Fake news is most often used in two ways.
1. President Trump and other conservatives describe the mainstream media as "fake news" for its biases.
2. The media describes conservative and other opposition sites as "fake news" as part of a campaign to pressure Facebook and other social media sites to censor them.
It's this latter one that is especially dangerous to democracy. And now Qatar, the Islamic terror state behind Al Jazeera, is jumping into the censorship game.
A new research project from the Massachusetts Institute of Technology’s Computer Science and Artificial Intelligence Lab and the Qatar Computing Research Institute aims to use machine learning to detect which sites focus on facts and which are more likely to churn out misinformation.
Perhaps unsurprisingly, less factual sites were more likely to use hyperbolic and emotional language than those reporting more factual content. Additionally, Nakov says, news sources with longer descriptions on Wikipedia tend to be more reliable. The online encyclopedia can also provide verbal indications that news sources are suspect, such as references to bias or a tendency to spread conspiracy theories, he says.
“If you, for example, open the Wikipedia page of Breitbart, you read things like ‘misogynistic,’ ‘xenophobic,’ ‘racist,'” Nakov says.
There you go. Predictably lefty bias is predictable. As is rigging the game.
But the involvement of Qatar is especially troubling, as Islamist regimes have a special interest in censoring the domestic political opposition, and criticism of Islamic terrorists and their religious inspiration within Islam.
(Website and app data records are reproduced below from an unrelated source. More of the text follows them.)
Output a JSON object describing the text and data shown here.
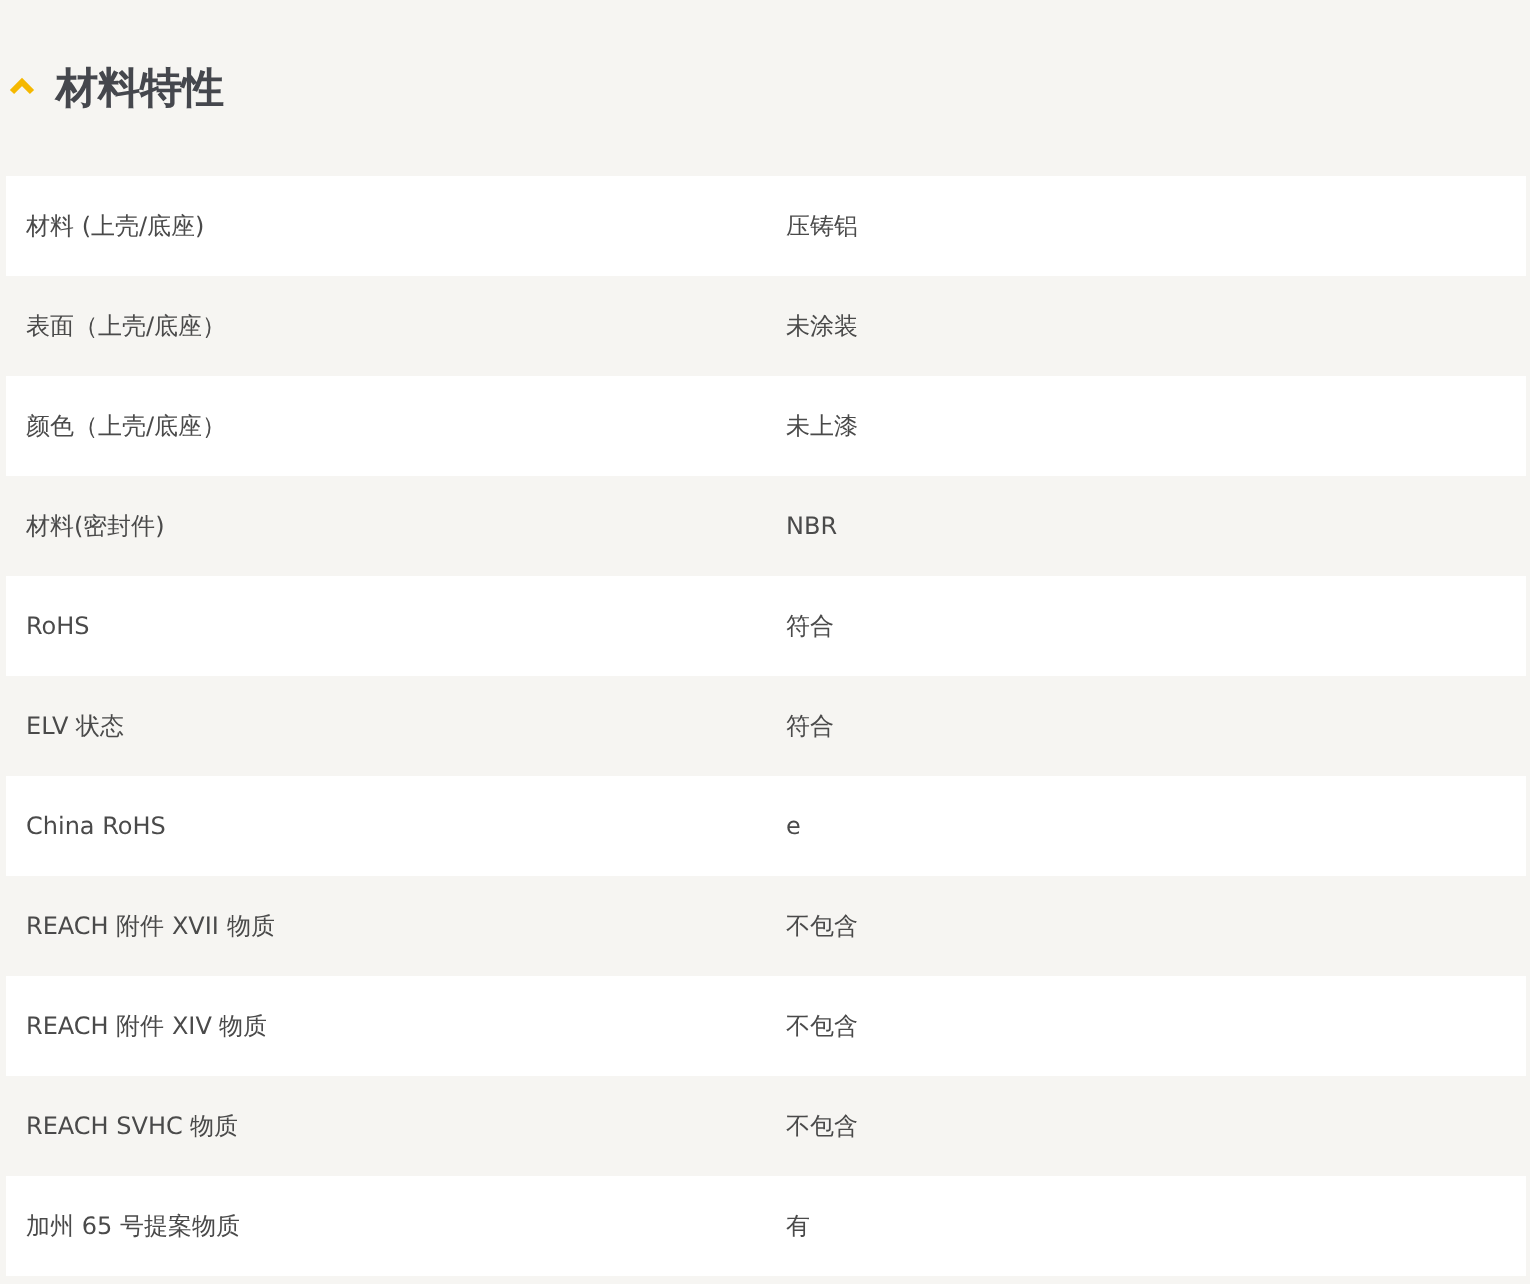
{
  "section": {
    "title": "材料特性",
    "expanded": true,
    "rows": [
      {
        "label": "材料 (上壳/底座)",
        "value": "压铸铝"
      },
      {
        "label": "表面（上壳/底座）",
        "value": "未涂装"
      },
      {
        "label": "颜色（上壳/底座）",
        "value": "未上漆"
      },
      {
        "label": "材料(密封件)",
        "value": "NBR"
      },
      {
        "label": "RoHS",
        "value": "符合"
      },
      {
        "label": "ELV 状态",
        "value": "符合"
      },
      {
        "label": "China RoHS",
        "value": "e"
      },
      {
        "label": "REACH 附件 XVII 物质",
        "value": "不包含"
      },
      {
        "label": "REACH 附件 XIV 物质",
        "value": "不包含"
      },
      {
        "label": "REACH SVHC 物质",
        "value": "不包含"
      },
      {
        "label": "加州 65 号提案物质",
        "value": "有"
      }
    ]
  }
}
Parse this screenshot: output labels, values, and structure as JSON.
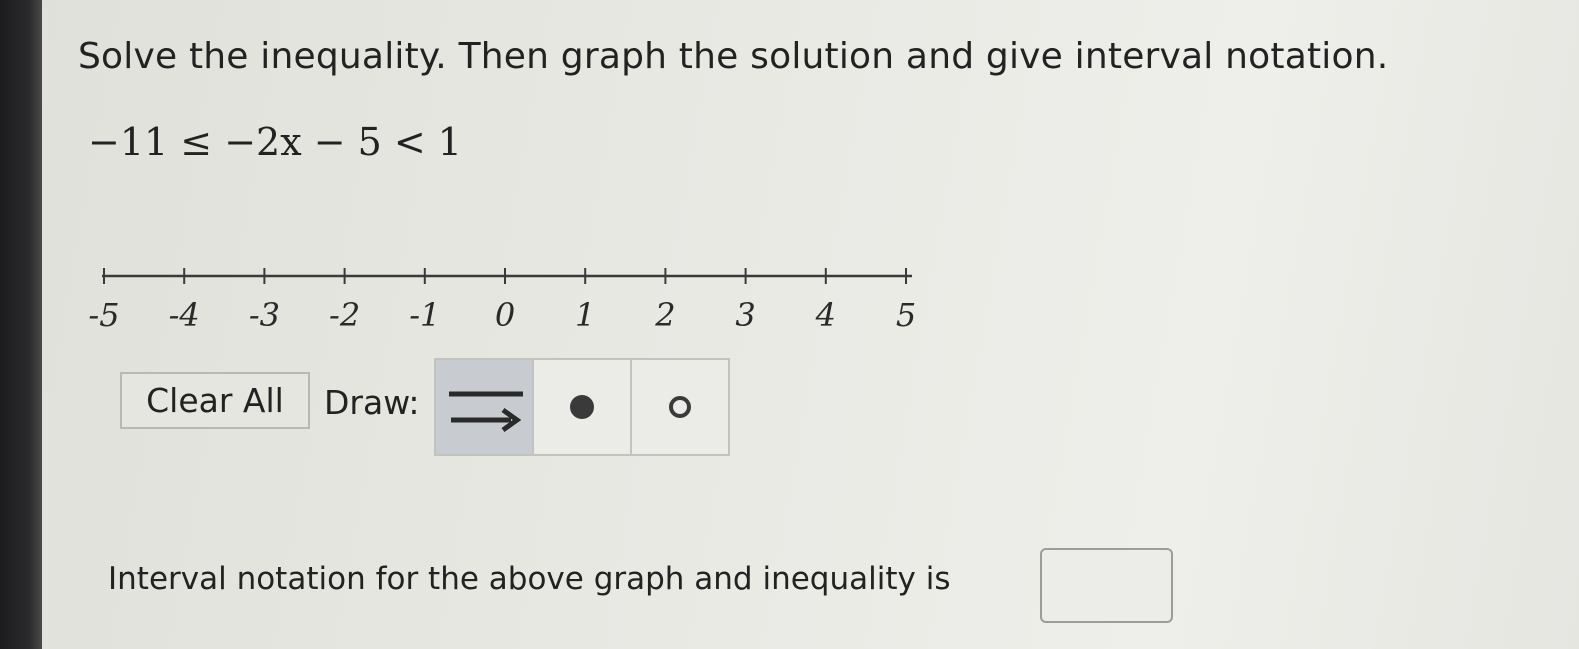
{
  "question": {
    "prompt": "Solve the inequality. Then graph the solution and give interval notation.",
    "inequality": "−11 ≤ −2x − 5 < 1"
  },
  "number_line": {
    "min": -5,
    "max": 5,
    "tick_labels": [
      "-5",
      "-4",
      "-3",
      "-2",
      "-1",
      "0",
      "1",
      "2",
      "3",
      "4",
      "5"
    ]
  },
  "toolbar": {
    "clear_all_label": "Clear All",
    "draw_label": "Draw:",
    "tools": [
      {
        "name": "ray-tool",
        "icon": "line-ray-icon",
        "selected": true
      },
      {
        "name": "closed-dot-tool",
        "icon": "closed-dot-icon",
        "selected": false
      },
      {
        "name": "open-dot-tool",
        "icon": "open-dot-icon",
        "selected": false
      }
    ]
  },
  "answer": {
    "label": "Interval notation for the above graph and inequality is",
    "value": ""
  }
}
Studies and research projects about what the media deems fake news can quickly be rolled into actual plans to be implemented by social media companies. And those are a major threat to free speech on the internet.